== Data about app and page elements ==
= = = = =
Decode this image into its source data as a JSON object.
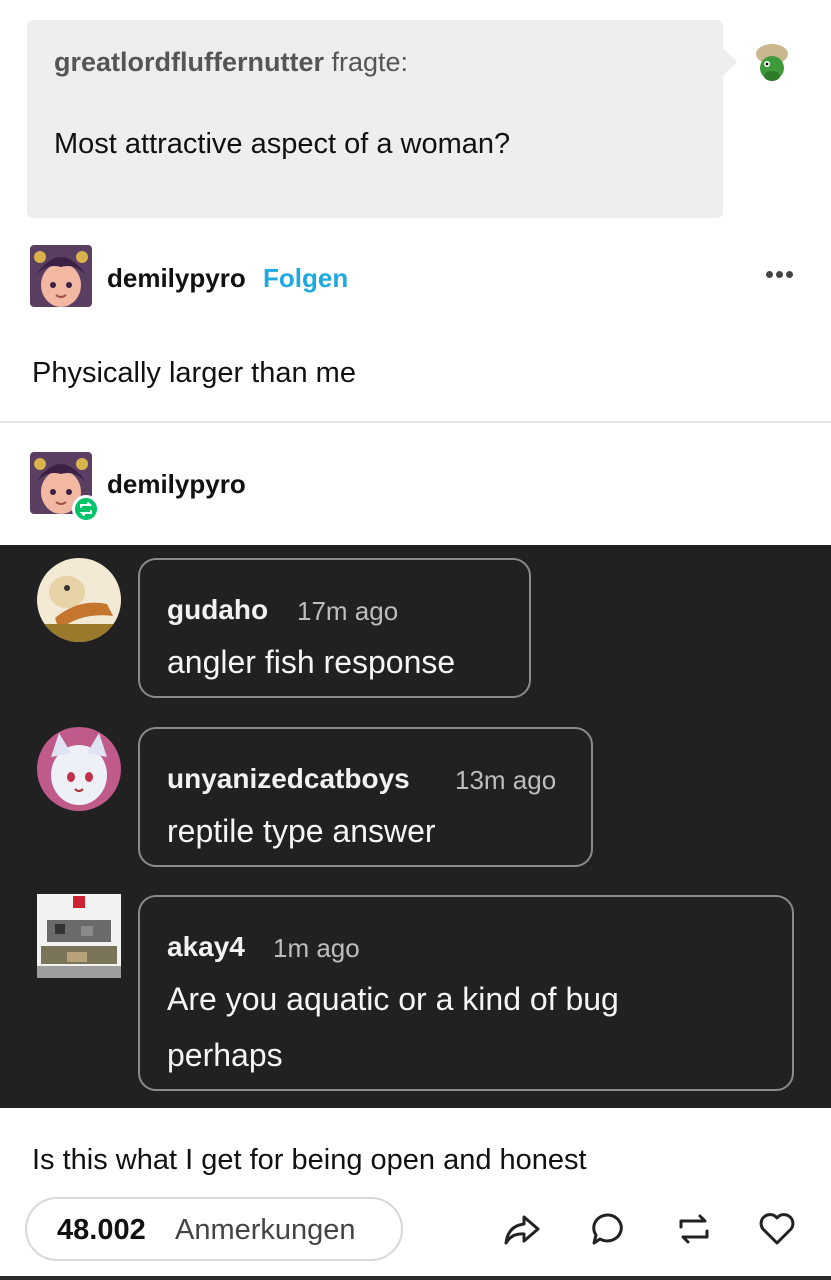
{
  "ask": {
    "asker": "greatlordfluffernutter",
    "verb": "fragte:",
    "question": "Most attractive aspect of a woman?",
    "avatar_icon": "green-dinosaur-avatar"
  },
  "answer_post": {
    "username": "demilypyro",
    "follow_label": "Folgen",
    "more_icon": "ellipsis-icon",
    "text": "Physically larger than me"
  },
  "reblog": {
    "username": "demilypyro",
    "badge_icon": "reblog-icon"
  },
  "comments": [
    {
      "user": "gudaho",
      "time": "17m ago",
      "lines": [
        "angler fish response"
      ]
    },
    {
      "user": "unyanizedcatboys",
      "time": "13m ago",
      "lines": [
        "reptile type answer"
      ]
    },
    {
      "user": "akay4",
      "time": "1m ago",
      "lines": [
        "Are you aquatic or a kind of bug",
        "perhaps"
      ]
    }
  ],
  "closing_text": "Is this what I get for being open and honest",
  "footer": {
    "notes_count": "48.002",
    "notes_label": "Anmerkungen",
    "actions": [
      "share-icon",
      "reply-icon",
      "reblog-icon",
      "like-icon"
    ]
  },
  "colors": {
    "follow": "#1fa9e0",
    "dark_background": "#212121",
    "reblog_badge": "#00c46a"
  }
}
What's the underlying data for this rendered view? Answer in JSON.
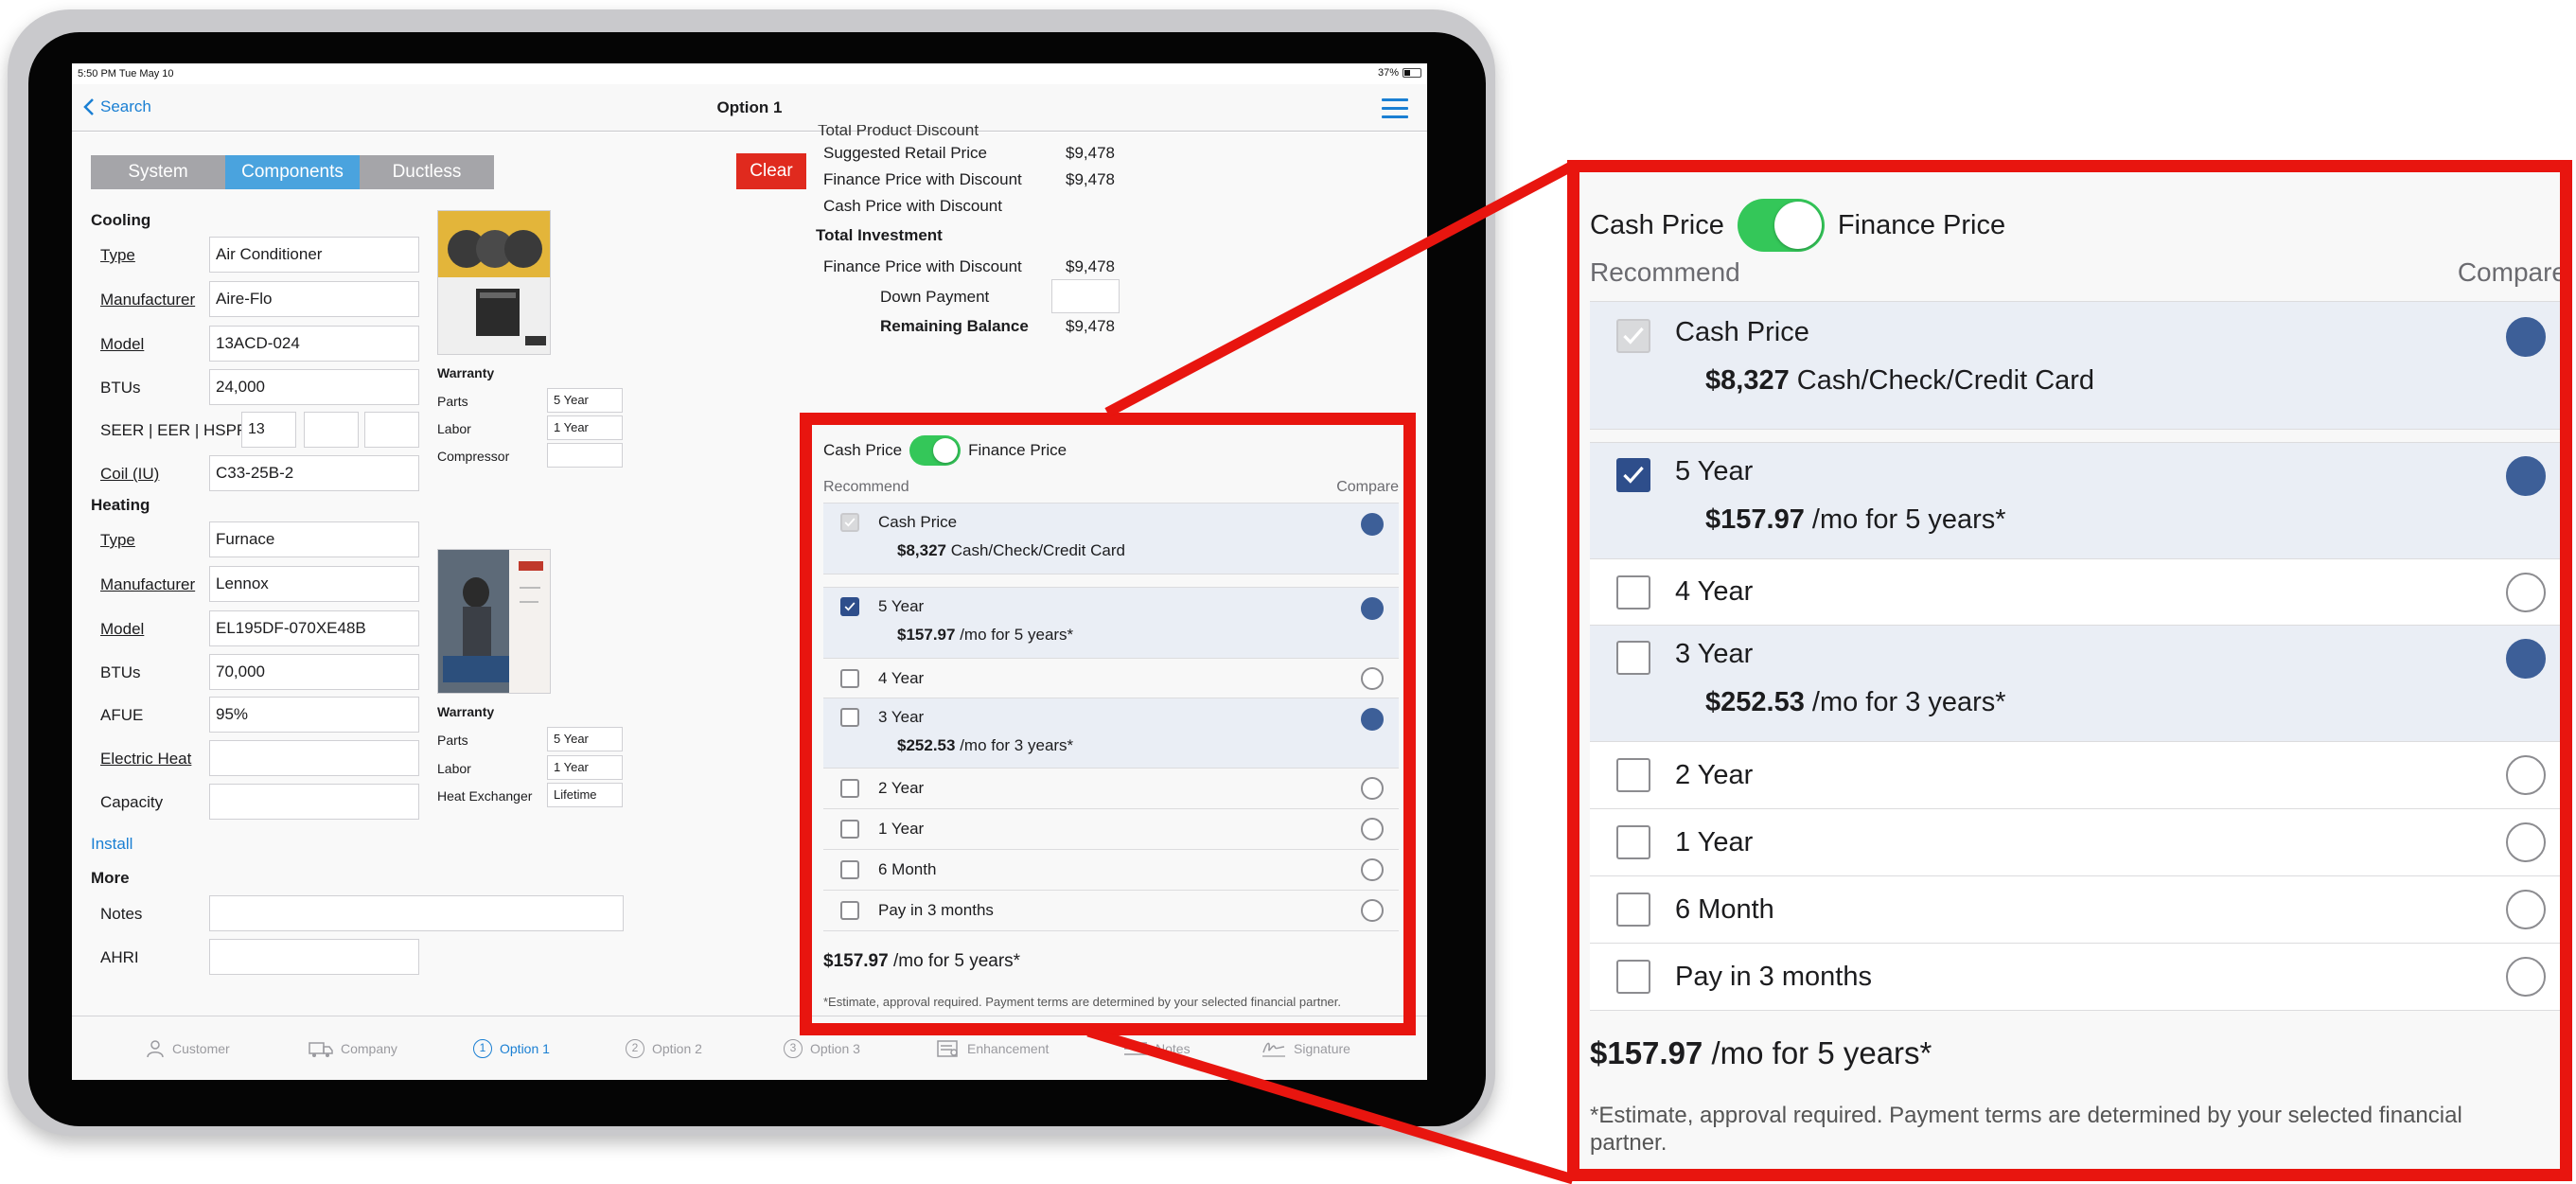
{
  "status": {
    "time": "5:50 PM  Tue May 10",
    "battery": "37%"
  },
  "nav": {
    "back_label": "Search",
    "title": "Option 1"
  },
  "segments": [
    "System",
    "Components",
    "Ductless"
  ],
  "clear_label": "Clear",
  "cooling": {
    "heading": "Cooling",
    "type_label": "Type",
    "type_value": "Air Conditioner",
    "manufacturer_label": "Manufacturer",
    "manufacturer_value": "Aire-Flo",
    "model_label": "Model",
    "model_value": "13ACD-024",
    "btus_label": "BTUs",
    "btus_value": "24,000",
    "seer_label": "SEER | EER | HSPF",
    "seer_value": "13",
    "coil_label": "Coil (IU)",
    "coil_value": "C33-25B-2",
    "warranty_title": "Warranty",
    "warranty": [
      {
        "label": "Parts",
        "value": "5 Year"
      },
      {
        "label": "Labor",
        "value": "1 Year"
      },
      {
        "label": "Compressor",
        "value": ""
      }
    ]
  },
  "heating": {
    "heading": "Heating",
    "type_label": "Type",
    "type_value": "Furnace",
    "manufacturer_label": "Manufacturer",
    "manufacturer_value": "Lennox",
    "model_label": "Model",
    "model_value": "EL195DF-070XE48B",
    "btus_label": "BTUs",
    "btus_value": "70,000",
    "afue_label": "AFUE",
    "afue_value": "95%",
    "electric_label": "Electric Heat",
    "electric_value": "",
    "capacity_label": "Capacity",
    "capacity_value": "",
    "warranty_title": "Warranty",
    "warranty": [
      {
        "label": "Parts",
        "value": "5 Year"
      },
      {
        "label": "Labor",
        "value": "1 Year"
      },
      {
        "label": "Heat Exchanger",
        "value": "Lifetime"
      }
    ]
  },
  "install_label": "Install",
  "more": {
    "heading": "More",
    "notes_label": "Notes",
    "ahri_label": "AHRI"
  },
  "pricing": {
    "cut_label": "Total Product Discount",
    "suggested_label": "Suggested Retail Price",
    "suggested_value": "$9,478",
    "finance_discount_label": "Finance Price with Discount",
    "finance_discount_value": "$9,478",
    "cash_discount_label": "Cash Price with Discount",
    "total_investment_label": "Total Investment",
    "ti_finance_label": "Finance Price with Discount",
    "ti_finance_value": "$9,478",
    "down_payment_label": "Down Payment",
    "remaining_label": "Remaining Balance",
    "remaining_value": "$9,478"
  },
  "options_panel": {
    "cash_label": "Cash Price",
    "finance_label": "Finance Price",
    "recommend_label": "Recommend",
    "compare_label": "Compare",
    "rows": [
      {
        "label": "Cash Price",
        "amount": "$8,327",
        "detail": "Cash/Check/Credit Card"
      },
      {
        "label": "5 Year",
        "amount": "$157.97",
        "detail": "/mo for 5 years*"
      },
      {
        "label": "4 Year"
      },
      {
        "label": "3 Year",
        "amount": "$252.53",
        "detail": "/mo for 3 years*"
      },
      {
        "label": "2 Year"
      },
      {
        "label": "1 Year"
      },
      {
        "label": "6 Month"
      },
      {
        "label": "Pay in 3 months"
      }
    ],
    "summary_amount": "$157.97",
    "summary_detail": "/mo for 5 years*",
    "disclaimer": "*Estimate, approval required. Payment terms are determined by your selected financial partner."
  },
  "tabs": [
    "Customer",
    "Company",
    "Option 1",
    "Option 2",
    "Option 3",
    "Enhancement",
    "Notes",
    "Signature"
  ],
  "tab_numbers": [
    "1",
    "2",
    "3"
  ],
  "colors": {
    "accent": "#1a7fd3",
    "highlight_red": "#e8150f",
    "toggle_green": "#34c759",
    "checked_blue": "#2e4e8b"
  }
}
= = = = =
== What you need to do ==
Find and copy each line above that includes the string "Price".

== Exercise result ==
    "suggested_label": "Suggested Retail Price",
    "finance_discount_label": "Finance Price with Discount",
    "cash_discount_label": "Cash Price with Discount",
    "ti_finance_label": "Finance Price with Discount",
    "cash_label": "Cash Price",
    "finance_label": "Finance Price",
        "label": "Cash Price",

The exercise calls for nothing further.